Efforts to reunite a stranded orca calf with its pod have continued today, with a new reported sighting of an orca pod off the coast of Taranaki.
The orca calf – believed to be between four and six months old – stranded on rocks at Plimmerton on Sunday afternoon. It is in a temporary enclosure near a wharf at Hongoeka, with volunteers from Whale Rescue/Orca Rescue Trust working alongside Department of Conservation and local iwi Ngati Toa Rangatira.
Department of Conservation (DOC) Marine Species Manager, Ian Angus says the two reported sightings of a pod off the Kapiti Coast – including a sighting this morning near Kapiti Island – have not been verified despite searching.
The latest sighting, reported today, occurred off the coast of Taranaki. It is not known if the orca pod is the same one the stranded calf has come from, so DOC, Whale Rescue/Orca Rescue and local iwi Ngati Toa are seeking to confirm the sighting before further decisions are made.
Mr Angus says the likelihood of deteriorating weather in the Wellington region in coming days means additional effort is being put into erecting stronger structures for the volunteers and professionals at the scene.
Improvement of the temporary pen in which the infant orca is being kept is also part of current planning and work at the site, he said.
“There is some terrific support here being delivered by some incredibly passionate people – and we’ve got to look after them, too,” Mr Angus says.
“It’s the middle of the New Zealand winter, and we need to ensure people are safe.
“The Plimmerton Boat Club has opened its doors to support our efforts and we want to publicly thank the club for helping us out. We’ve also had some fantastic assistance from Fire and Emergency NZ, who were among the first on the scene on Sunday, as well as local businesses, and the wider community.”
He also publicly thanked onlookers for maintaining a distance from the animal and its temporary pen.
“We understand people are very interested in this unfolding situation, and we appreciate the fact they’re letting us do our work.”
Mr Angus says planning for a range of scenarios, including reuniting the calf with a pod of orca, has shifted into a new phase with discussions about the logistics of moving the animal and how that would be done given the worsening weather forecast.
The calf received more veterinarian-assisted feeding this afternoon, and it remains stable. Volunteers are continuing to work shifts in the pen with the animal.

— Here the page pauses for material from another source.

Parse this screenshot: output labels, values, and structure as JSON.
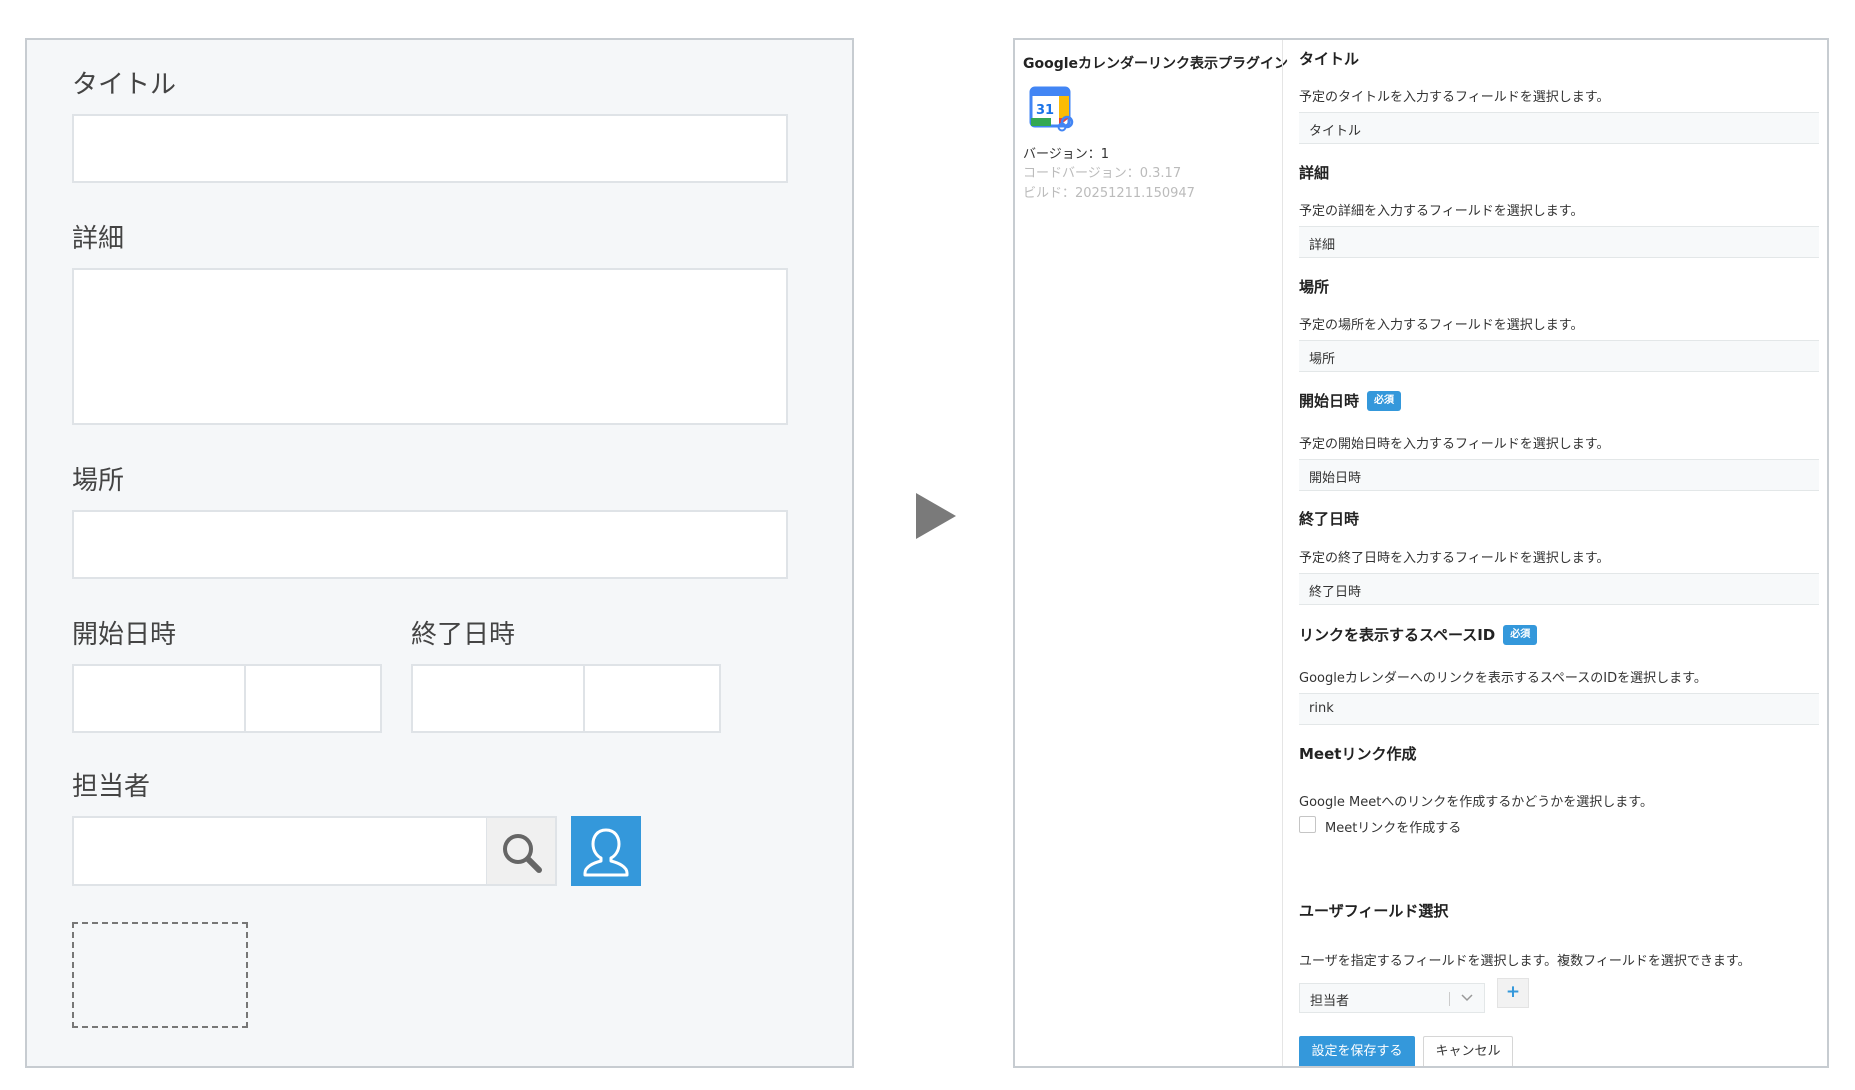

DOC, veterinarians and Orca Research Trust are receiving regular advice from international orca experts – information proving vital as decisions are made.
Anyone who sights orca pods off the lower North Island’s west coast – between Wellington and Taranaki – is urged to provide as much information as possible to DOC, via email@example.com or by calling 0800 DOC HOT.
Essential information includes location of the pod, direction of travel of the animals, and photographs or videos which clearly show the saddle/back markings of the animals and their dorsal fins.